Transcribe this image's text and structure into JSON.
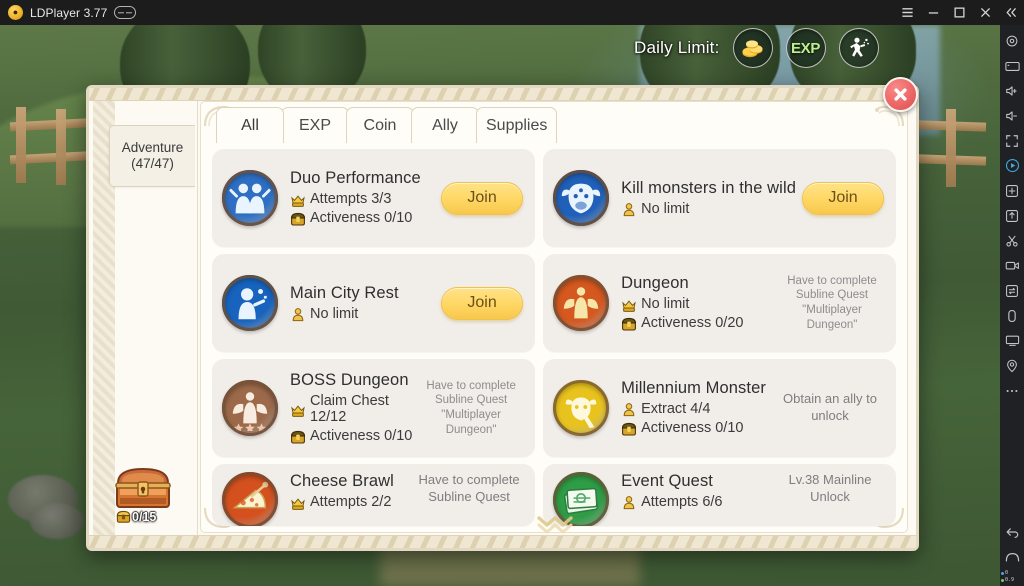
{
  "titlebar": {
    "app_name": "LDPlayer 3.77",
    "logo_icon": "ldplayer-logo-icon",
    "link_badge_icon": "multi-instance-badge-icon",
    "controls": [
      {
        "name": "menu-button",
        "icon": "hamburger-menu-icon"
      },
      {
        "name": "minimize-button",
        "icon": "minimize-icon"
      },
      {
        "name": "maximize-button",
        "icon": "maximize-icon"
      },
      {
        "name": "close-button",
        "icon": "close-icon"
      },
      {
        "name": "collapse-button",
        "icon": "double-chevron-left-icon"
      }
    ]
  },
  "hud": {
    "daily_limit_label": "Daily Limit:",
    "orbs": [
      {
        "name": "coin-limit-orb",
        "icon": "gold-coins-icon",
        "label": ""
      },
      {
        "name": "exp-limit-orb",
        "icon": "exp-icon",
        "label": "EXP"
      },
      {
        "name": "activity-limit-orb",
        "icon": "running-figure-icon",
        "label": ""
      }
    ]
  },
  "panel": {
    "close_button_label": "✕",
    "sidebar": {
      "tab_label_line1": "Adventure",
      "tab_label_line2": "(47/47)",
      "chest_icon": "treasure-chest-icon",
      "chest_count": "0/15",
      "chest_badge_icon": "activeness-chest-icon"
    },
    "tabs": [
      {
        "label": "All",
        "active": true
      },
      {
        "label": "EXP",
        "active": false
      },
      {
        "label": "Coin",
        "active": false
      },
      {
        "label": "Ally",
        "active": false
      },
      {
        "label": "Supplies",
        "active": false
      }
    ],
    "scroll_down_icon": "chevron-down-scroll-icon",
    "quests": [
      {
        "title": "Duo Performance",
        "icon": "duo-performance-icon",
        "icon_color": "#2e6fc4",
        "ring_color": "#5a4434",
        "stats": [
          {
            "icon": "crown-chest-icon",
            "text": "Attempts 3/3"
          },
          {
            "icon": "activeness-icon",
            "text": "Activeness 0/10"
          }
        ],
        "action": "join",
        "action_label": "Join",
        "lock_note": ""
      },
      {
        "title": "Kill monsters in the wild",
        "icon": "bull-head-icon",
        "icon_color": "#2060b8",
        "ring_color": "#4a3a2c",
        "stats": [
          {
            "icon": "gold-figure-icon",
            "text": "No limit"
          }
        ],
        "action": "join",
        "action_label": "Join",
        "lock_note": ""
      },
      {
        "title": "Main City Rest",
        "icon": "resting-character-icon",
        "icon_color": "#1763bd",
        "ring_color": "#55412f",
        "stats": [
          {
            "icon": "gold-figure-icon",
            "text": "No limit"
          }
        ],
        "action": "join",
        "action_label": "Join",
        "lock_note": ""
      },
      {
        "title": "Dungeon",
        "icon": "dungeon-statue-icon",
        "icon_color": "#d4581f",
        "ring_color": "#7a4424",
        "stats": [
          {
            "icon": "crown-chest-icon",
            "text": "No limit"
          },
          {
            "icon": "activeness-icon",
            "text": "Activeness 0/20"
          }
        ],
        "action": "locked",
        "action_label": "",
        "lock_note": "Have to complete Subline Quest \"Multiplayer Dungeon\""
      },
      {
        "title": "BOSS Dungeon",
        "icon": "boss-angel-icon",
        "icon_color": "#9c6a4a",
        "ring_color": "#6a4630",
        "stats": [
          {
            "icon": "crown-chest-icon",
            "text": "Claim Chest 12/12"
          },
          {
            "icon": "activeness-icon",
            "text": "Activeness 0/10"
          }
        ],
        "action": "locked",
        "action_label": "",
        "lock_note": "Have to complete Subline Quest \"Multiplayer Dungeon\""
      },
      {
        "title": "Millennium Monster",
        "icon": "millennium-monster-icon",
        "icon_color": "#e8c31e",
        "ring_color": "#8a6a1c",
        "stats": [
          {
            "icon": "gold-figure-icon",
            "text": "Extract 4/4"
          },
          {
            "icon": "activeness-icon",
            "text": "Activeness 0/10"
          }
        ],
        "action": "locked",
        "action_label": "",
        "lock_note": "Obtain an ally to unlock"
      },
      {
        "title": "Cheese Brawl",
        "icon": "cheese-brawl-icon",
        "icon_color": "#d4511f",
        "ring_color": "#7a3a1c",
        "stats": [
          {
            "icon": "crown-chest-icon",
            "text": "Attempts 2/2"
          }
        ],
        "action": "locked",
        "action_label": "",
        "lock_note": "Have to complete Subline Quest"
      },
      {
        "title": "Event Quest",
        "icon": "event-quest-icon",
        "icon_color": "#2f9c46",
        "ring_color": "#4a5c2c",
        "stats": [
          {
            "icon": "gold-figure-icon",
            "text": "Attempts 6/6"
          }
        ],
        "action": "locked",
        "action_label": "",
        "lock_note": "Lv.38 Mainline Unlock"
      }
    ]
  },
  "toolbar": {
    "icons": [
      {
        "name": "settings-gear-icon"
      },
      {
        "name": "keyboard-mapping-icon"
      },
      {
        "name": "volume-up-icon"
      },
      {
        "name": "volume-down-icon"
      },
      {
        "name": "fullscreen-icon"
      },
      {
        "name": "record-play-icon"
      },
      {
        "name": "multi-instance-icon"
      },
      {
        "name": "apk-install-icon"
      },
      {
        "name": "scissors-screenshot-icon"
      },
      {
        "name": "video-record-icon"
      },
      {
        "name": "rotate-screen-icon"
      },
      {
        "name": "shake-icon"
      },
      {
        "name": "virtual-screen-icon"
      },
      {
        "name": "location-pin-icon"
      },
      {
        "name": "more-options-icon"
      },
      {
        "name": "back-nav-icon"
      },
      {
        "name": "home-nav-icon"
      }
    ],
    "stats": {
      "cpu": "0",
      "mem": "0.9"
    },
    "cpu_dot_color": "#4aa3e0",
    "mem_dot_color": "#6fcf5a"
  }
}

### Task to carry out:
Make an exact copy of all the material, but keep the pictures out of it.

### Solution for this exercise:
Transcribe this image's text and structure into JSON.
{
  "titlebar": {
    "app_name": "LDPlayer 3.77",
    "logo_icon": "ldplayer-logo-icon",
    "link_badge_icon": "multi-instance-badge-icon",
    "controls": [
      {
        "name": "menu-button",
        "icon": "hamburger-menu-icon"
      },
      {
        "name": "minimize-button",
        "icon": "minimize-icon"
      },
      {
        "name": "maximize-button",
        "icon": "maximize-icon"
      },
      {
        "name": "close-button",
        "icon": "close-icon"
      },
      {
        "name": "collapse-button",
        "icon": "double-chevron-left-icon"
      }
    ]
  },
  "hud": {
    "daily_limit_label": "Daily Limit:",
    "orbs": [
      {
        "name": "coin-limit-orb",
        "icon": "gold-coins-icon",
        "label": ""
      },
      {
        "name": "exp-limit-orb",
        "icon": "exp-icon",
        "label": "EXP"
      },
      {
        "name": "activity-limit-orb",
        "icon": "running-figure-icon",
        "label": ""
      }
    ]
  },
  "panel": {
    "close_button_label": "✕",
    "sidebar": {
      "tab_label_line1": "Adventure",
      "tab_label_line2": "(47/47)",
      "chest_icon": "treasure-chest-icon",
      "chest_count": "0/15",
      "chest_badge_icon": "activeness-chest-icon"
    },
    "tabs": [
      {
        "label": "All",
        "active": true
      },
      {
        "label": "EXP",
        "active": false
      },
      {
        "label": "Coin",
        "active": false
      },
      {
        "label": "Ally",
        "active": false
      },
      {
        "label": "Supplies",
        "active": false
      }
    ],
    "scroll_down_icon": "chevron-down-scroll-icon",
    "quests": [
      {
        "title": "Duo Performance",
        "icon": "duo-performance-icon",
        "icon_color": "#2e6fc4",
        "ring_color": "#5a4434",
        "stats": [
          {
            "icon": "crown-chest-icon",
            "text": "Attempts 3/3"
          },
          {
            "icon": "activeness-icon",
            "text": "Activeness 0/10"
          }
        ],
        "action": "join",
        "action_label": "Join",
        "lock_note": ""
      },
      {
        "title": "Kill monsters in the wild",
        "icon": "bull-head-icon",
        "icon_color": "#2060b8",
        "ring_color": "#4a3a2c",
        "stats": [
          {
            "icon": "gold-figure-icon",
            "text": "No limit"
          }
        ],
        "action": "join",
        "action_label": "Join",
        "lock_note": ""
      },
      {
        "title": "Main City Rest",
        "icon": "resting-character-icon",
        "icon_color": "#1763bd",
        "ring_color": "#55412f",
        "stats": [
          {
            "icon": "gold-figure-icon",
            "text": "No limit"
          }
        ],
        "action": "join",
        "action_label": "Join",
        "lock_note": ""
      },
      {
        "title": "Dungeon",
        "icon": "dungeon-statue-icon",
        "icon_color": "#d4581f",
        "ring_color": "#7a4424",
        "stats": [
          {
            "icon": "crown-chest-icon",
            "text": "No limit"
          },
          {
            "icon": "activeness-icon",
            "text": "Activeness 0/20"
          }
        ],
        "action": "locked",
        "action_label": "",
        "lock_note": "Have to complete Subline Quest \"Multiplayer Dungeon\""
      },
      {
        "title": "BOSS Dungeon",
        "icon": "boss-angel-icon",
        "icon_color": "#9c6a4a",
        "ring_color": "#6a4630",
        "stats": [
          {
            "icon": "crown-chest-icon",
            "text": "Claim Chest 12/12"
          },
          {
            "icon": "activeness-icon",
            "text": "Activeness 0/10"
          }
        ],
        "action": "locked",
        "action_label": "",
        "lock_note": "Have to complete Subline Quest \"Multiplayer Dungeon\""
      },
      {
        "title": "Millennium Monster",
        "icon": "millennium-monster-icon",
        "icon_color": "#e8c31e",
        "ring_color": "#8a6a1c",
        "stats": [
          {
            "icon": "gold-figure-icon",
            "text": "Extract 4/4"
          },
          {
            "icon": "activeness-icon",
            "text": "Activeness 0/10"
          }
        ],
        "action": "locked",
        "action_label": "",
        "lock_note": "Obtain an ally to unlock"
      },
      {
        "title": "Cheese Brawl",
        "icon": "cheese-brawl-icon",
        "icon_color": "#d4511f",
        "ring_color": "#7a3a1c",
        "stats": [
          {
            "icon": "crown-chest-icon",
            "text": "Attempts 2/2"
          }
        ],
        "action": "locked",
        "action_label": "",
        "lock_note": "Have to complete Subline Quest"
      },
      {
        "title": "Event Quest",
        "icon": "event-quest-icon",
        "icon_color": "#2f9c46",
        "ring_color": "#4a5c2c",
        "stats": [
          {
            "icon": "gold-figure-icon",
            "text": "Attempts 6/6"
          }
        ],
        "action": "locked",
        "action_label": "",
        "lock_note": "Lv.38 Mainline Unlock"
      }
    ]
  },
  "toolbar": {
    "icons": [
      {
        "name": "settings-gear-icon"
      },
      {
        "name": "keyboard-mapping-icon"
      },
      {
        "name": "volume-up-icon"
      },
      {
        "name": "volume-down-icon"
      },
      {
        "name": "fullscreen-icon"
      },
      {
        "name": "record-play-icon"
      },
      {
        "name": "multi-instance-icon"
      },
      {
        "name": "apk-install-icon"
      },
      {
        "name": "scissors-screenshot-icon"
      },
      {
        "name": "video-record-icon"
      },
      {
        "name": "rotate-screen-icon"
      },
      {
        "name": "shake-icon"
      },
      {
        "name": "virtual-screen-icon"
      },
      {
        "name": "location-pin-icon"
      },
      {
        "name": "more-options-icon"
      },
      {
        "name": "back-nav-icon"
      },
      {
        "name": "home-nav-icon"
      }
    ],
    "stats": {
      "cpu": "0",
      "mem": "0.9"
    },
    "cpu_dot_color": "#4aa3e0",
    "mem_dot_color": "#6fcf5a"
  }
}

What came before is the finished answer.